In a statement from Marc Whitten, Corporate Vice President of Xbox, on Xbox Wire, he said that their vision for the Xbox One is to have everyone be a creator. And that every Xbox One can be used to support that vision by doubling as a development kit.
“Our vision is that every person can be a creator. That every Xbox One can be used for development. That every game and experience can take advantage of all of the features of Xbox One and Xbox Live. This means self-publishing. This means Kinect, the cloud, achievements. This means great discoverability on Xbox Live. We’ll have more details on the program and the timeline at GamesCom in August.”
However, indie developers are mixed about the Microsoft’s change of heart. While some developers are glad to see a change of policy, many remain skeptical about it.
TowerFall creator, Matt Thorson said that self-publishing would make a “huge difference” to him.
“For me, lack of self-publishing makes it very difficult to consider launching on a platform. I’ve never worked with Microsoft, but I’ve heard horror stories from other indies. Fingers crossed they’re aware of the problems and are ready to put in the work to catch up to Sony. They seem to be on the right track with this and the recent removal of the XBLA patch fee.”

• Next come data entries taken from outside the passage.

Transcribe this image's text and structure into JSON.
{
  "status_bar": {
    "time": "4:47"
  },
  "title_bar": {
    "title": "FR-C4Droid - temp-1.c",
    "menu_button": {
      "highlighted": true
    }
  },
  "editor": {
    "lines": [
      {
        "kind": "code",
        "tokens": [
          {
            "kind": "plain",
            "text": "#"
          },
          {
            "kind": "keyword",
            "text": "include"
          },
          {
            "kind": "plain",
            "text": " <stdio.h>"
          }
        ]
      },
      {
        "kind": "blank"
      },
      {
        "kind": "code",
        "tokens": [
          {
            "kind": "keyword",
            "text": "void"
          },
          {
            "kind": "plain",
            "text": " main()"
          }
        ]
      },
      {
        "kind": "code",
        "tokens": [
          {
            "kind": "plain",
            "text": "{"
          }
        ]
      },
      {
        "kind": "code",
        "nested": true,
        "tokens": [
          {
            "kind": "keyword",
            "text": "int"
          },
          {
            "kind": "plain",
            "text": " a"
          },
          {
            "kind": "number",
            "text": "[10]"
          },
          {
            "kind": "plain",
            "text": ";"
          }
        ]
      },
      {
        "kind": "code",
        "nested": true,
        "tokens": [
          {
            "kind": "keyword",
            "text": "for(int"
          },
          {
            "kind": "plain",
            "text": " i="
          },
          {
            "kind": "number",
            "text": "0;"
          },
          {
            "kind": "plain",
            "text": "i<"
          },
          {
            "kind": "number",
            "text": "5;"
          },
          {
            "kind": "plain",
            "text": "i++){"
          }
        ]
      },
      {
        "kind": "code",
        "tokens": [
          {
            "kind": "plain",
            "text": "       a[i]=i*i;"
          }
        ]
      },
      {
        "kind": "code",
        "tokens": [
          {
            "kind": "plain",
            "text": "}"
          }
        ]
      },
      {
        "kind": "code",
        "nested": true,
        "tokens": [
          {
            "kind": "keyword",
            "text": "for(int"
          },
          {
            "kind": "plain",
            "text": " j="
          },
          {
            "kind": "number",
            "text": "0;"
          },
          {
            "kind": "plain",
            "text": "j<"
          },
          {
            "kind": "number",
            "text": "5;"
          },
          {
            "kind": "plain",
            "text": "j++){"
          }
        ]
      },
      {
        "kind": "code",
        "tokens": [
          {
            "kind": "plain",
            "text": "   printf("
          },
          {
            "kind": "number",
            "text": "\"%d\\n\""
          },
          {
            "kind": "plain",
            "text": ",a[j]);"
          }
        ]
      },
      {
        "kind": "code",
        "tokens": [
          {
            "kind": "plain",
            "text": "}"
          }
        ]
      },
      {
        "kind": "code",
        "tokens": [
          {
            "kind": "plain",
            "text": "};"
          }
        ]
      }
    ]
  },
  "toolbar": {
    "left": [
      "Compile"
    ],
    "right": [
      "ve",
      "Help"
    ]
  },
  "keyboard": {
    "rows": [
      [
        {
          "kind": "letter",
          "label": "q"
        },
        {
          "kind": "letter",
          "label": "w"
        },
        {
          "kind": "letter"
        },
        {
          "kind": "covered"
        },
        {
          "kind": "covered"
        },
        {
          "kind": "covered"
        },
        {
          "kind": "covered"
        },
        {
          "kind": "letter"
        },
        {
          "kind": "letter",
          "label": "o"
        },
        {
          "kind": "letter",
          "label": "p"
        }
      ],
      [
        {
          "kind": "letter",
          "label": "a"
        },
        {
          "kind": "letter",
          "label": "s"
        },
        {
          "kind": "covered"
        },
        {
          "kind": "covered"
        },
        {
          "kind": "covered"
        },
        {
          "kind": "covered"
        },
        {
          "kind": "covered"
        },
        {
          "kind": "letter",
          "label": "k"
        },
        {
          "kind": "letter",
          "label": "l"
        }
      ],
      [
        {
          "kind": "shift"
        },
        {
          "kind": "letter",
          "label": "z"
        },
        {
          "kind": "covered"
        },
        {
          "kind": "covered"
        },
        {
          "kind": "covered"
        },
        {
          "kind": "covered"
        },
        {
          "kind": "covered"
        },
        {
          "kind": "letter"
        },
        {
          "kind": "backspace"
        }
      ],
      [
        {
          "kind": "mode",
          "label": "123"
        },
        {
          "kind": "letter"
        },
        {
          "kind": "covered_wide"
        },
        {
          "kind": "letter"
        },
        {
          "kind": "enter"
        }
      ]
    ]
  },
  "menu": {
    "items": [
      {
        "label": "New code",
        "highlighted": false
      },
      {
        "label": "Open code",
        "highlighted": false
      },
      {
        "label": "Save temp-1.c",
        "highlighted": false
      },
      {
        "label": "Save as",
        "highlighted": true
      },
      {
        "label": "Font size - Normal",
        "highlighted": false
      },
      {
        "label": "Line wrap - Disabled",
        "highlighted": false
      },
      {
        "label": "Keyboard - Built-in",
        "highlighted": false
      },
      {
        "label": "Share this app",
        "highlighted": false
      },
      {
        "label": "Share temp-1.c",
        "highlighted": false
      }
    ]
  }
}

Monaco: What’s Yours is Mine creator, Andy Schatz also expressed excitement about Microsoft’s policy change. He mentioned that with an open platform approach, indie developers will be able to save time and energy on pitching their ideas and game to publishers as it removes the need for them.
However, Schatz did go on to mention that if without help from Microsoft, indie developers who self-publish would still face a hard battle ahead.
“If Microsoft doesn’t promote your game, it will still be a gigantic uphill battle to see any sort of meaningful sales.”
And lastly, Skullgirls developer, Peter Bartholow expressed skepticism about the policy change. He mentioned that while the change of heart from Microsoft is welcomed, he will have to wait until he “reads the fine print before making any kind of final judgement”.
“I’d need to see the fine print before making any kind of final judgment. After all, these new policies were crafted by the same people that made the last set of awful policies.”
While Microsoft may have finally caught up with the PlayStation 4 policies, but it is currently still unclear if the playing field for these two next gen consoles are level. Microsoft plans to release more details on their self-publishing program at GamesCom 2013.
What do you think about Microsoft’s change of heart? Would we see more indie game developers flocking to the Xbox One because of this policy change or is it too late for Microsoft? Let us know in the comments below.